“Goodnight, Mama. I love you.”
I get this message every day around 3:30 p.m., on my cell phone. It’s my daughter saying goodnight from Italy where it is 12:30 am. When she is home, we hug each other every night as we go to bed. Or, when I go to bed, as she is a night owl.
We all need our sleep. Not a profound statement. But when you have Parkinson’s or you have a Parkinson’s patient in your home, sleep can become rare and precious. I remember getting up several times a night to check on my Burt, and find him wide awake, staring at the ceiling.
Paul, a Person With Parkinson’s (PWP), says, “I wake up 3–5 times a night.”
Sleep can be disrupted for many reasons, and problems can be categorized as trouble falling asleep or trouble staying asleep. Early morning awakening with fragmented sleep is the most common sleep problem in Parkinson’s, according to Dr. Monique Giroux, a medical resource for the Davis Phinney Foundation for Parkinson’s. Other causes of early awakening include depression, anxiety, pain, tremor, trouble moving in bed, nighttime sweats and bladder problems. Trouble falling asleep is usually caused by pain, movement problems, anxiety restless leg syndrome, watching TV or using a computer at night.
But Paul shares that he doesn’t wake up much “after vigorous exercise. I always sleep better if I’ve done a long walk or something like that during the day. Exercise is critical to staying on top; do as much as you can for as long as you can.”
This is one PWP that practices what this column has been “preaching.” Exercise is paramount in Parkinson’s for so many reasons. Sleeping better can be at the top of that list. It’s no secret what being rested can do – both for the patient and the caregiver.
Following is a “worksheet” from the Davis Phinney Foundation regarding sleep and insomnia:
Remove TV and computer from the bedroom, keep the room dark and use nightlights that can easily be turned on.
Set a routine bedtime and waking time by going to bed and getting up at the same time of day each evening and morning.
Avoid action TV shows, video games or anxiety–provoking activities (this is not the time to pay your bills!) before bed. Try relaxing music, gentle stretching, aromatherapy, meditation and massage before bed. I recall a time when I was in the hospital and a nurse gave my roommate and me massages to help us sleep. She would say, “This is to make your eyelashes go down.”
Avoid bright lights at night. Amber-tinted computer screens can reduce the impact.
Avoid stimulants such as caffeinated drinks after 3 p.m. Avoid alcohol or limit to one glass.
Avoid heavy, starchy meals or snack before bed.
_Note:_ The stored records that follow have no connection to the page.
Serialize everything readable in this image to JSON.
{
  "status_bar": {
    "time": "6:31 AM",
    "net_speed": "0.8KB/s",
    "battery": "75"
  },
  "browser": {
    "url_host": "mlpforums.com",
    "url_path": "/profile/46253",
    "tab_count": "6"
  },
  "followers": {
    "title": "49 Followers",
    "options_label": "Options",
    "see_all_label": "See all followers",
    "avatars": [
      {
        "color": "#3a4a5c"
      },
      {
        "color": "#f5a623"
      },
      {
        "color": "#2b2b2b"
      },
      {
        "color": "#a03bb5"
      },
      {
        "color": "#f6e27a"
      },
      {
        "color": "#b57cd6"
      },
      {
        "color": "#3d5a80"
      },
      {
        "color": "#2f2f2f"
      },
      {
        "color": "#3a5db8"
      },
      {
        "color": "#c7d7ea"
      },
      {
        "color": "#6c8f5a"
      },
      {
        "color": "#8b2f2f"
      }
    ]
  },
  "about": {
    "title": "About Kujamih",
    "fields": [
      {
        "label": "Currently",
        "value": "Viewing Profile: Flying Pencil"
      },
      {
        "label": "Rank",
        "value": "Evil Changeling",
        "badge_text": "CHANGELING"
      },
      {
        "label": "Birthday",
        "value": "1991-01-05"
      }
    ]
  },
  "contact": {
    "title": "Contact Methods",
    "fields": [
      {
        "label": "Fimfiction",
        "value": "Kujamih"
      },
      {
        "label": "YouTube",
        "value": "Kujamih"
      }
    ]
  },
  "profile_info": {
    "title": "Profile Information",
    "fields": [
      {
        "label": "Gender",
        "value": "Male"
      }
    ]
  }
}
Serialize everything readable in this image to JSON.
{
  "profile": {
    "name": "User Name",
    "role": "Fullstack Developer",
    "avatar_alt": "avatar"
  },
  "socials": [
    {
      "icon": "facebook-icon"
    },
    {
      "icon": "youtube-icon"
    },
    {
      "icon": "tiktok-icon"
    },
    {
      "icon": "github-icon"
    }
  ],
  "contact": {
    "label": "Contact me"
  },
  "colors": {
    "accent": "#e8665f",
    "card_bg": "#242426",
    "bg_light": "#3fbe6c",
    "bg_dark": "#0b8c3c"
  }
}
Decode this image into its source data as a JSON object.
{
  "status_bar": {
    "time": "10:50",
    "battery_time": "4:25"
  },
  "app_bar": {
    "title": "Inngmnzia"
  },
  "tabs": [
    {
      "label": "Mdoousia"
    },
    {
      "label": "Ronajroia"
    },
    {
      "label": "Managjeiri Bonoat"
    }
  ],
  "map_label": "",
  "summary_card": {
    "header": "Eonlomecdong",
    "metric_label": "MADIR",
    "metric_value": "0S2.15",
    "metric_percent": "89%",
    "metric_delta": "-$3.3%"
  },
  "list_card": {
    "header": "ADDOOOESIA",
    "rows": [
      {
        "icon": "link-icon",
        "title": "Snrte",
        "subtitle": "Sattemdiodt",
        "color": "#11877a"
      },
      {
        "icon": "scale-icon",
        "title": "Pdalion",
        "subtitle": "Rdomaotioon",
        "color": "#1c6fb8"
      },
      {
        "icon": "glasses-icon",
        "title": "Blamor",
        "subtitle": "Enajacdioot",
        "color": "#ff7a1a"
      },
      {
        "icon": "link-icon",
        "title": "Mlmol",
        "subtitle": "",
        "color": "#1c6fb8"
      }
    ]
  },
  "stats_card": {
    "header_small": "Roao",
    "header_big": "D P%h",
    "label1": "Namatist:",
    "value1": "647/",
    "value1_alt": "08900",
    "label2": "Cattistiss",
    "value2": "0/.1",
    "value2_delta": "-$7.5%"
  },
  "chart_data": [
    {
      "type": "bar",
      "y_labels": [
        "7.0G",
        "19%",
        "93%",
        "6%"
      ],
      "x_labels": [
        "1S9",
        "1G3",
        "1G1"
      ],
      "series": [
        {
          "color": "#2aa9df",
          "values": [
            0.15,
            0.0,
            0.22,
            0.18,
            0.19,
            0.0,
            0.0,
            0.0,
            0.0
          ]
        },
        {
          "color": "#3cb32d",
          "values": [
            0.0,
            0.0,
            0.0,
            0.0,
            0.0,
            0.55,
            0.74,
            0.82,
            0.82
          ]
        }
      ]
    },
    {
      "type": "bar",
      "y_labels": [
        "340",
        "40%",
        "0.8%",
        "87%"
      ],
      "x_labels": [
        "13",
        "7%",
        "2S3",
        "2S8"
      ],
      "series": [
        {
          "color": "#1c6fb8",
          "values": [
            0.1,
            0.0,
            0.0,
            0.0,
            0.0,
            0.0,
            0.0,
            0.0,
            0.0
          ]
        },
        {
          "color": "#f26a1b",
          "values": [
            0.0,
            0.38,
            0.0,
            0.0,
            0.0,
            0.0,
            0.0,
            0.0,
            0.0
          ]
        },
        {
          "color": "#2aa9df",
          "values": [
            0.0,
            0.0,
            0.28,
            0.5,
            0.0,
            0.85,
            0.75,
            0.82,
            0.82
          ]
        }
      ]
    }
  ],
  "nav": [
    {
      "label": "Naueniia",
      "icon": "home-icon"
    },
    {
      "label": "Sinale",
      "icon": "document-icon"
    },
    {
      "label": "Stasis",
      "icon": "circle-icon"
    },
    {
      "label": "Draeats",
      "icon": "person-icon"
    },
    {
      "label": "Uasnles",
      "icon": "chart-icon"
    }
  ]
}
Try foods with tryptophan such as poultry or milk.
Take a warm bath to relax before bedtime.
Limit catnaps during the day to 10 or 20 minutes and before 3 p.m.
Avoid heavy exercise at night, but do exercise daily.
Use silk pajamas or sheets if you have trouble turning.
Examine your mattress. Has it seen better days?
An occupational therapist can help with bed comfort.
A sleep study may be needed to diagnose sleep apnea if you snore.
Sleep medicines can cause daytime sleepiness, confusion and weakness. You may not need them if you develop good sleep habits.
I had a question about the use of Sinemet (carbidopa/levodopa) in relation to eating protein. We have discussed this before, but to make sure I had the right information, I called the National Parkinson’s Foundation. The answer: do not eat protein two hours before you take Sinemet, or one hour after. It compromises the efficacy of the drug.
And now, it’s time for bed. Goodnight, Daughter. I love you.